The government has also announced it will earmark $1.4-billion a year for crucial trade infrastructure, roads, ports and systems that move products to markets. One study on the impact of federal highways grants in the United States found that each dollar invested led to increases in state GDP that were twice the value of the grant. And so by addressing strategic trade infrastructure investments first, we can generate the revenue that pays for the social and green infrastructure Canadians also want.

Finding a balance between these two priorities will require long-term vision and input from the private and public sectors, the provinces and municipalities, as well as domestic and foreign commercial interests. That balance is best achieved as part of a continuing evaluation and planning process.

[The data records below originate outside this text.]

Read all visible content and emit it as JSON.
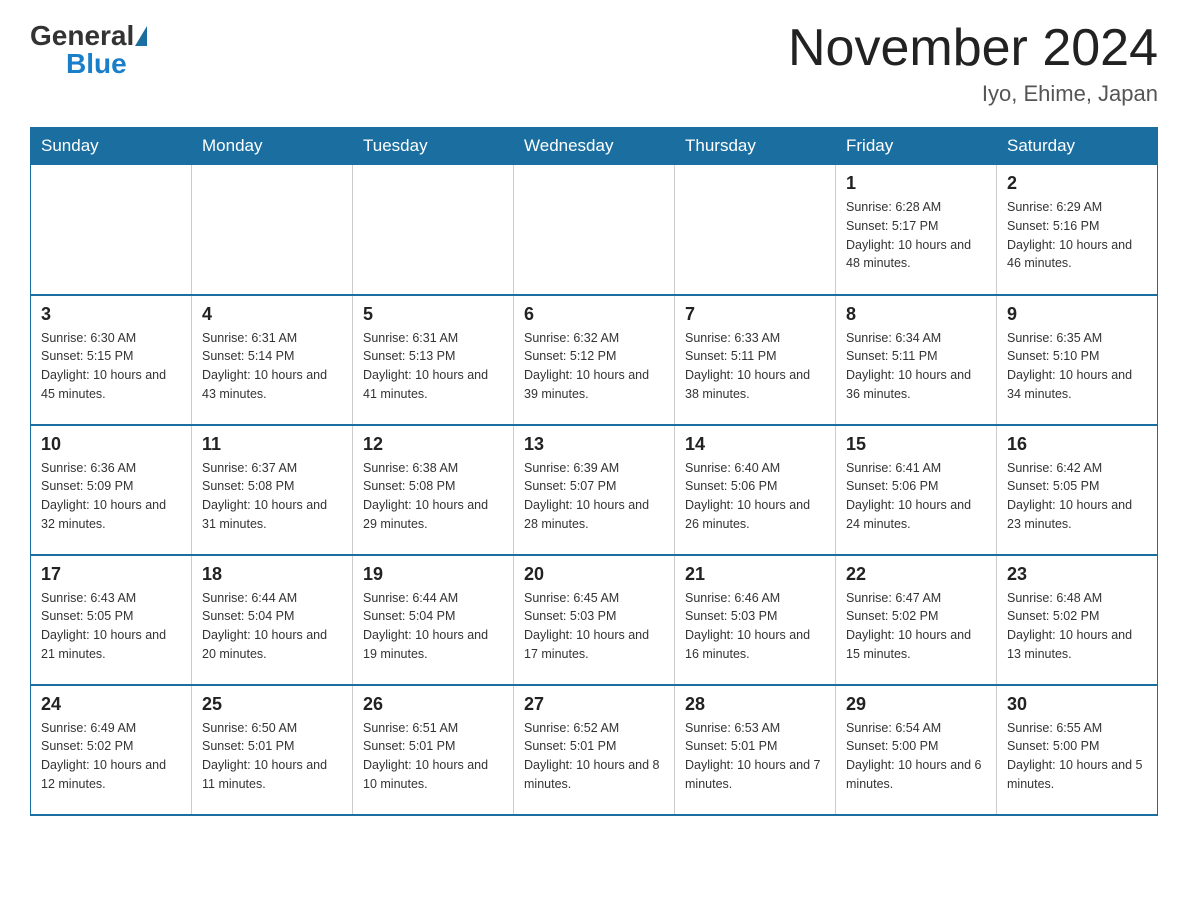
{
  "logo": {
    "general": "General",
    "blue": "Blue"
  },
  "header": {
    "month": "November 2024",
    "location": "Iyo, Ehime, Japan"
  },
  "weekdays": [
    "Sunday",
    "Monday",
    "Tuesday",
    "Wednesday",
    "Thursday",
    "Friday",
    "Saturday"
  ],
  "weeks": [
    [
      {
        "day": "",
        "info": ""
      },
      {
        "day": "",
        "info": ""
      },
      {
        "day": "",
        "info": ""
      },
      {
        "day": "",
        "info": ""
      },
      {
        "day": "",
        "info": ""
      },
      {
        "day": "1",
        "info": "Sunrise: 6:28 AM\nSunset: 5:17 PM\nDaylight: 10 hours and 48 minutes."
      },
      {
        "day": "2",
        "info": "Sunrise: 6:29 AM\nSunset: 5:16 PM\nDaylight: 10 hours and 46 minutes."
      }
    ],
    [
      {
        "day": "3",
        "info": "Sunrise: 6:30 AM\nSunset: 5:15 PM\nDaylight: 10 hours and 45 minutes."
      },
      {
        "day": "4",
        "info": "Sunrise: 6:31 AM\nSunset: 5:14 PM\nDaylight: 10 hours and 43 minutes."
      },
      {
        "day": "5",
        "info": "Sunrise: 6:31 AM\nSunset: 5:13 PM\nDaylight: 10 hours and 41 minutes."
      },
      {
        "day": "6",
        "info": "Sunrise: 6:32 AM\nSunset: 5:12 PM\nDaylight: 10 hours and 39 minutes."
      },
      {
        "day": "7",
        "info": "Sunrise: 6:33 AM\nSunset: 5:11 PM\nDaylight: 10 hours and 38 minutes."
      },
      {
        "day": "8",
        "info": "Sunrise: 6:34 AM\nSunset: 5:11 PM\nDaylight: 10 hours and 36 minutes."
      },
      {
        "day": "9",
        "info": "Sunrise: 6:35 AM\nSunset: 5:10 PM\nDaylight: 10 hours and 34 minutes."
      }
    ],
    [
      {
        "day": "10",
        "info": "Sunrise: 6:36 AM\nSunset: 5:09 PM\nDaylight: 10 hours and 32 minutes."
      },
      {
        "day": "11",
        "info": "Sunrise: 6:37 AM\nSunset: 5:08 PM\nDaylight: 10 hours and 31 minutes."
      },
      {
        "day": "12",
        "info": "Sunrise: 6:38 AM\nSunset: 5:08 PM\nDaylight: 10 hours and 29 minutes."
      },
      {
        "day": "13",
        "info": "Sunrise: 6:39 AM\nSunset: 5:07 PM\nDaylight: 10 hours and 28 minutes."
      },
      {
        "day": "14",
        "info": "Sunrise: 6:40 AM\nSunset: 5:06 PM\nDaylight: 10 hours and 26 minutes."
      },
      {
        "day": "15",
        "info": "Sunrise: 6:41 AM\nSunset: 5:06 PM\nDaylight: 10 hours and 24 minutes."
      },
      {
        "day": "16",
        "info": "Sunrise: 6:42 AM\nSunset: 5:05 PM\nDaylight: 10 hours and 23 minutes."
      }
    ],
    [
      {
        "day": "17",
        "info": "Sunrise: 6:43 AM\nSunset: 5:05 PM\nDaylight: 10 hours and 21 minutes."
      },
      {
        "day": "18",
        "info": "Sunrise: 6:44 AM\nSunset: 5:04 PM\nDaylight: 10 hours and 20 minutes."
      },
      {
        "day": "19",
        "info": "Sunrise: 6:44 AM\nSunset: 5:04 PM\nDaylight: 10 hours and 19 minutes."
      },
      {
        "day": "20",
        "info": "Sunrise: 6:45 AM\nSunset: 5:03 PM\nDaylight: 10 hours and 17 minutes."
      },
      {
        "day": "21",
        "info": "Sunrise: 6:46 AM\nSunset: 5:03 PM\nDaylight: 10 hours and 16 minutes."
      },
      {
        "day": "22",
        "info": "Sunrise: 6:47 AM\nSunset: 5:02 PM\nDaylight: 10 hours and 15 minutes."
      },
      {
        "day": "23",
        "info": "Sunrise: 6:48 AM\nSunset: 5:02 PM\nDaylight: 10 hours and 13 minutes."
      }
    ],
    [
      {
        "day": "24",
        "info": "Sunrise: 6:49 AM\nSunset: 5:02 PM\nDaylight: 10 hours and 12 minutes."
      },
      {
        "day": "25",
        "info": "Sunrise: 6:50 AM\nSunset: 5:01 PM\nDaylight: 10 hours and 11 minutes."
      },
      {
        "day": "26",
        "info": "Sunrise: 6:51 AM\nSunset: 5:01 PM\nDaylight: 10 hours and 10 minutes."
      },
      {
        "day": "27",
        "info": "Sunrise: 6:52 AM\nSunset: 5:01 PM\nDaylight: 10 hours and 8 minutes."
      },
      {
        "day": "28",
        "info": "Sunrise: 6:53 AM\nSunset: 5:01 PM\nDaylight: 10 hours and 7 minutes."
      },
      {
        "day": "29",
        "info": "Sunrise: 6:54 AM\nSunset: 5:00 PM\nDaylight: 10 hours and 6 minutes."
      },
      {
        "day": "30",
        "info": "Sunrise: 6:55 AM\nSunset: 5:00 PM\nDaylight: 10 hours and 5 minutes."
      }
    ]
  ]
}
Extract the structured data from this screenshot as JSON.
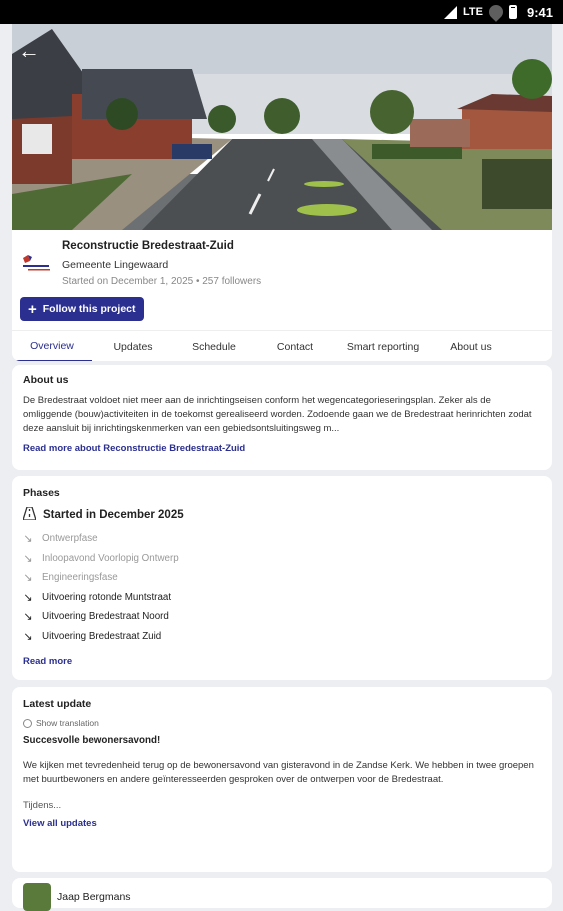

We are at a crossroads in infrastructure spending. The decisions we make in response to massive new trade deals with the European Union and Trans-Pacific Partnership will affect Canada’s job prospects and social and economic prosperity for generations to come. If we don’t get fundamental infrastructure issues sorted out, trade and the jobs tied to it will be taken by competing countries that do get it right. So, it is even more critical that when we talk about spending scarce resources for infrastructure that we do not waste funds in haste.

In the case of trade infrastructure, the government could learn from what Australia and other countries are doing to tap into private-sector expertise to improve spending decisions. The private sector owns, operates and pays for most trade infrastructure, other than roads, and has the information needed to calculate return on investment. Such better-informed investments will in the end save tax dollars.

The process of evaluating and creating projects, whether in social or trade infrastructure, allows for more intelligent spending. With a systemic approach, better informed decisions, greater reliance on innovation and proper maintenance, the country can get more out of the assets it has and reduce future spending needs. With a little foresight in infrastructure planning and spending, all Canadians will benefit.

Carlo Dade is director of the Centre for Trade & Investment Policy at the Canada West Foundation. John Law is president of Lawmark International and a former CEO of Saskatchewan’s Global Transportation Hub.